As Tar Heel fans, we often claim Michael Jordan as our own. Nothing wrong with that.
However, most of the world only knows Jordan through his professional championships, his commercials, or his more recent catchy slogan. The most they know about his time at UNC is that he hit one of the most memorable shots in NCAA. Cynics may even argue that shot became so famous because of what MJ would become and not necessarily because of the shot itself. That is all well and good.
Fortunately for Heels fans, we all know that Jordan played for three years for the North Carolina Tar Heels, not just one game in New Orleans.
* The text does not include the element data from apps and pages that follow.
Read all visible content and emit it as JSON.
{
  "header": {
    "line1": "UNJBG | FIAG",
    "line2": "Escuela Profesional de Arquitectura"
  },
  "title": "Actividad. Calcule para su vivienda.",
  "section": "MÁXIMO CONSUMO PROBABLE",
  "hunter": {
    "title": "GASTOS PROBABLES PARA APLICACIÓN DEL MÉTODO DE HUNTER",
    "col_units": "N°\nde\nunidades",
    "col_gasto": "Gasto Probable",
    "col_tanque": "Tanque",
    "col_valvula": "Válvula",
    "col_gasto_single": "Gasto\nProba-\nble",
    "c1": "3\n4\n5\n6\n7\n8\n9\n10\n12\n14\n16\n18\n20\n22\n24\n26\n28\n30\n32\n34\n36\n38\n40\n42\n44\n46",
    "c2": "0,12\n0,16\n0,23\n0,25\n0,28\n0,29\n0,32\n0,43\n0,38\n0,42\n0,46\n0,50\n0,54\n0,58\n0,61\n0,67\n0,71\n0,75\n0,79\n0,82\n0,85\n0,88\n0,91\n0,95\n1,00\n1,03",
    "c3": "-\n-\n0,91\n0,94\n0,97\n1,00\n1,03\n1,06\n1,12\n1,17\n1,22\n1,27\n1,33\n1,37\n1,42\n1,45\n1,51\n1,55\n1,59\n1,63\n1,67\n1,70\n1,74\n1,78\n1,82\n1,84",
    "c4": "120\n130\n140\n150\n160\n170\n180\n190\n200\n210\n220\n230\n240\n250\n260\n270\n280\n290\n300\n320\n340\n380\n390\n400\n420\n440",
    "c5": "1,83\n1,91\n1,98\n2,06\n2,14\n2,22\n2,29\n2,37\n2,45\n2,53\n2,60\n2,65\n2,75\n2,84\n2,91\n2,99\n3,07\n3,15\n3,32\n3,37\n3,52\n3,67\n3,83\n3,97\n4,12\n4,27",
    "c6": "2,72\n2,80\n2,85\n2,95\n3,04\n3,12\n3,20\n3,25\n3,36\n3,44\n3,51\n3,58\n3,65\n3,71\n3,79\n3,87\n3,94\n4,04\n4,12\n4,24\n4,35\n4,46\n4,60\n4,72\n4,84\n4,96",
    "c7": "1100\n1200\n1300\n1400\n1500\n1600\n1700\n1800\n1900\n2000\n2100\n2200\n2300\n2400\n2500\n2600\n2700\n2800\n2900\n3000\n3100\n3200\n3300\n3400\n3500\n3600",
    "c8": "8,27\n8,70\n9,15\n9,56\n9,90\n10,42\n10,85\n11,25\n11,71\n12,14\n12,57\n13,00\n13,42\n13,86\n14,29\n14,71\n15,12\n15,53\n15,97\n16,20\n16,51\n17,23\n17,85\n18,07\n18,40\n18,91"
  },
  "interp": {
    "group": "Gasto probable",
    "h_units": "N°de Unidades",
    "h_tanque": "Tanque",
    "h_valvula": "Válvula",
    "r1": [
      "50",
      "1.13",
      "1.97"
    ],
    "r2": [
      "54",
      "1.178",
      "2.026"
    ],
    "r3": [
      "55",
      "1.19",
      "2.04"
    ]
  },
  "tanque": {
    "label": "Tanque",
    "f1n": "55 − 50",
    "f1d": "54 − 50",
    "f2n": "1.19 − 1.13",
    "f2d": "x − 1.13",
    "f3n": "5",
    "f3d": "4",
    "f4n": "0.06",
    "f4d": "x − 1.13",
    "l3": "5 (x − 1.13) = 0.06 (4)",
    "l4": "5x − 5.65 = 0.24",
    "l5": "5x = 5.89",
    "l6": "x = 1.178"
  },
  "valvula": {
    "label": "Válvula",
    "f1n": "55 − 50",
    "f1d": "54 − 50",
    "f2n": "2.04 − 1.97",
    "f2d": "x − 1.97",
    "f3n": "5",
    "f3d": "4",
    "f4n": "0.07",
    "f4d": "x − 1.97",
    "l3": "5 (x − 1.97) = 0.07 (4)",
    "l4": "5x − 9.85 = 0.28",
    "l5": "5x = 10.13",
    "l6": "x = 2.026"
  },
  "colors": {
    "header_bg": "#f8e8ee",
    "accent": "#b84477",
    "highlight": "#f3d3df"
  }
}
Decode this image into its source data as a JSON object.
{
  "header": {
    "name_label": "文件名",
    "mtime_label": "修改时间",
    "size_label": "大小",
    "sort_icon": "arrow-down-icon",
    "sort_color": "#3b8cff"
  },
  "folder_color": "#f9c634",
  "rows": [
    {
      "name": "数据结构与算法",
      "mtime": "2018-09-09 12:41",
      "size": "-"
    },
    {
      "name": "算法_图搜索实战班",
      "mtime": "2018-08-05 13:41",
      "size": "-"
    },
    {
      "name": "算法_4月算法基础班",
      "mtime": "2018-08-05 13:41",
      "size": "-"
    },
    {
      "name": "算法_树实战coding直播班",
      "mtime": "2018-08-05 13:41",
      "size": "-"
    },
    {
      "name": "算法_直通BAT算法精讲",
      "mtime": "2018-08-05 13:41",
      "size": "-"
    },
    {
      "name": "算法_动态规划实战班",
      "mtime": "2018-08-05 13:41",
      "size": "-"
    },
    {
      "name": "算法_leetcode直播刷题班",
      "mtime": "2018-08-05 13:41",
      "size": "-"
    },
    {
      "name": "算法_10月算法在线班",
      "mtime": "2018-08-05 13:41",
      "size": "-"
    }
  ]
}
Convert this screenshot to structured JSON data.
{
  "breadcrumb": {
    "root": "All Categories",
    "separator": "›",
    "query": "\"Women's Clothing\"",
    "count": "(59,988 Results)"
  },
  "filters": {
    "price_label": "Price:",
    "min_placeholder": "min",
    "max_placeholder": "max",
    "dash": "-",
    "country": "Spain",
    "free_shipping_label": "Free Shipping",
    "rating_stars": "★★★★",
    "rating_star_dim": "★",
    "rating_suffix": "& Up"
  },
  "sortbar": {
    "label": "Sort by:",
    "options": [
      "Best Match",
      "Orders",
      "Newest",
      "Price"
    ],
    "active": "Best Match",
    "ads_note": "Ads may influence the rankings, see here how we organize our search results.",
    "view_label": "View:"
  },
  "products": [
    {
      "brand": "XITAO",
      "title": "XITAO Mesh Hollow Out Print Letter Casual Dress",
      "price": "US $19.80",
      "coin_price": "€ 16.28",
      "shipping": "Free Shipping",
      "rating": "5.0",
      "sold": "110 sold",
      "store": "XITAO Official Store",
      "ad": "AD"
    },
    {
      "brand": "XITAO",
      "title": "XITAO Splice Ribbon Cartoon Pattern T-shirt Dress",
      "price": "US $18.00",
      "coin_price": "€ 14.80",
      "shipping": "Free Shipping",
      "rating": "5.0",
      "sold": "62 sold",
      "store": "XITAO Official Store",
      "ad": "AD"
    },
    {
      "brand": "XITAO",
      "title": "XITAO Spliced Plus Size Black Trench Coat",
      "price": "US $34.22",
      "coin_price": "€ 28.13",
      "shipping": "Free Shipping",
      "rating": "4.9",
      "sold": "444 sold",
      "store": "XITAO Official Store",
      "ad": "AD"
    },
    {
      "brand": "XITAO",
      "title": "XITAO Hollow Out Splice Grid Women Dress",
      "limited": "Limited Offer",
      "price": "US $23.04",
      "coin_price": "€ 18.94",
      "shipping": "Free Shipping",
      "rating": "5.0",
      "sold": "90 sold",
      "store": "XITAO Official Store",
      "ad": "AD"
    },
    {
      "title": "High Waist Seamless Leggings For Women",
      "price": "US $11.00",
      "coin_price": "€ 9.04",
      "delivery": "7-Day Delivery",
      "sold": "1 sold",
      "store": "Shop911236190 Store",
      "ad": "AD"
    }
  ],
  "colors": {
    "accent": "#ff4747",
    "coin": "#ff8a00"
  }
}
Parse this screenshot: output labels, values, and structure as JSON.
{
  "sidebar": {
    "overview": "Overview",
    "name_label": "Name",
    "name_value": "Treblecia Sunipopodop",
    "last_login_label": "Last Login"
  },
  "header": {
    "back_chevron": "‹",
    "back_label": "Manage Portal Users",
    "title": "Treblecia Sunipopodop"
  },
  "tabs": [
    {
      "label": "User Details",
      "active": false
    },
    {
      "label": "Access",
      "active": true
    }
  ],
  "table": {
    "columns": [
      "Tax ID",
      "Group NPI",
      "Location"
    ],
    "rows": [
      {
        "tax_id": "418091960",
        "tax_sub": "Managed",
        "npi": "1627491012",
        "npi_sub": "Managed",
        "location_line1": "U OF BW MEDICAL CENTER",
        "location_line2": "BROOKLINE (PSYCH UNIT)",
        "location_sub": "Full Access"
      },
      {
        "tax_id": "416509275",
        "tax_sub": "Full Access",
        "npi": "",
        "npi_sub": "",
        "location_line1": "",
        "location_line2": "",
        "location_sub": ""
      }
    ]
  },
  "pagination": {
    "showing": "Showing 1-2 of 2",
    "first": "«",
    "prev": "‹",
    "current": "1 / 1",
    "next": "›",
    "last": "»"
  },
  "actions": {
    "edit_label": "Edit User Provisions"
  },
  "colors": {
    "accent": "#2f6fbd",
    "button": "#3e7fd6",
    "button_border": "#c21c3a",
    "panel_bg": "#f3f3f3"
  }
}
While injuries and bad luck derailed UNC’s hopes of a repeat performance in 1983 and 1984, he still provided plenty of other memories during his time in Chapel Hill. Below are a few of the more impressive, if not forgotten, performances that foreshadowed the greatness which followed.
Note: In case you cannot view videos or play sound at your place of work, I’ve created GIFs to complement videos when appropriate/necessary,
UNC vs Tulane - Nov. 30 1982
Jordan saves the Heels
This one took some digging. UNC was 0-2 to open the 1982-83 season and were searching for a much needed victory when Tulane visited Carmichael Auditorium. In the final minute, Jordan grabbed an offensive rebound for a put back, committed an offensive foul, and then forced a steal and buzzer beating jump shot to force overtime. After three overtime periods, UNC walked away with a victory. This 1999 article by longtime UNC SID Rick Brewer explains the specifics. Unfortunately highlights are hard to come by. This short 14-second clip of the steal and jump shot was all I could find. Once again, he displayed a knack for being in the right place at the right time.
#11 UNC at #1 Virginia -January 15, 1983
Jordan Blocks Sampson
This game usually gets lost in the shuffle. In the first meeting of the ACC powerhouses in the 1982-83 season, UVA carried a 34-game home winning streak. That didn’t matter to the Heels who led by as many as 24 points. A furious rally by the Virginia Cavaliers would eventually cut the lead to two. However, with two minutes remaining, Jordan jumped off two feet from a standing position and pinned Ralph Sampson’s shot against the backboard, preserving a 96-90 UNC lead.
Just how impressive was that block? Considering Sampson stood at 7’4” and would win his third consecutive NCAA Player of the Year award after the season — pretty impressive. Few individual athletic plays in Jordan’s collegiate career can match this block. Here are two looks at the block. For the broadcast version at game speed, this is already queued at the correct timestamp.
#1 UNC at #5 Maryland, January 12, 1984
Rock the Cradle
Dr. J is often credited as the first player to execute this dunk. Jordan simply added a level of difficulty and perfected the style. It was a dunk he would perform numerous times through his career but on January 12, 1984 in Cole Field House, Jordan unleashed it for the first time. The play punctuated a victory over the #5 Maryland Terrapins. Most importantly, it was a play that those in attendance never forgot. Come for the highlight, stay for Coach Smith and Coach Guthridge giving their recollection.
Maryland at #1 UNC, Feb 19, 1984
Heels dismantles Maryland
The follow-up to the Rock-the-Cradle game. Jordan finished with 25 points in Carmichael Auditorium, but none were as emphatic as his posterizing dunk over Ben Coleman with 4:22 remaining. For a full highlight montage of Jordan in this game, click here. To see this play that I have honored as a .GIF, it’s queued up here at the 2:07 mark.
#8 UNC at Duke, March 5, 1983
Jordan hits the backboard…with his head
This play may be more impressive than the block on Sampson. Jordan didn’t just display his impressive jumping ability on the offensive end of the floor — he regularly made spectacular defensive plays, as evidenced against Virginia and Ralph Sampson. Unfortunately, this was not one of those plays. Jordan was called for goal-tending as he tried to block Johnny Dawkins’ transition layup, but that wasn’t what spectators remembered. Jay Bilas recalls witnessing the moment first hand in this article by Martin Rickman. (If it says video is unavailable for you, you can find it here.)
#15 Duke at #1 UNC, March 3, 1984
Jordan’s Final Home Game
Most would consider the previous season’s 32-point performance as Jordan’s most memorable, and that may be true. However, you only get one chance to win your final home game, which is exactly what MJ and the Heels did. The visiting Duke Blue Devils put up a fight and pushed the game to double-overtime. But Jordan scored 9 of UNC’s 21 points in the extra periods, added a timely assist to Sam Perkins and provided yet another closing possession block of Johnny Dawkins. Jordan finished his UNC career with a 6-1 record against the Blue Devils. The beginning of OT can be found here. Two key plays are below.
Alley-oop w/ foul in 2nd OT
MJ Blocks Dawkins in 2nd OT
#1 UNC vs #6 Georgetown, March 29, 1982
The Legend Begins
Yeh. This isn’t a surprise. Enjoy it. Never gets old.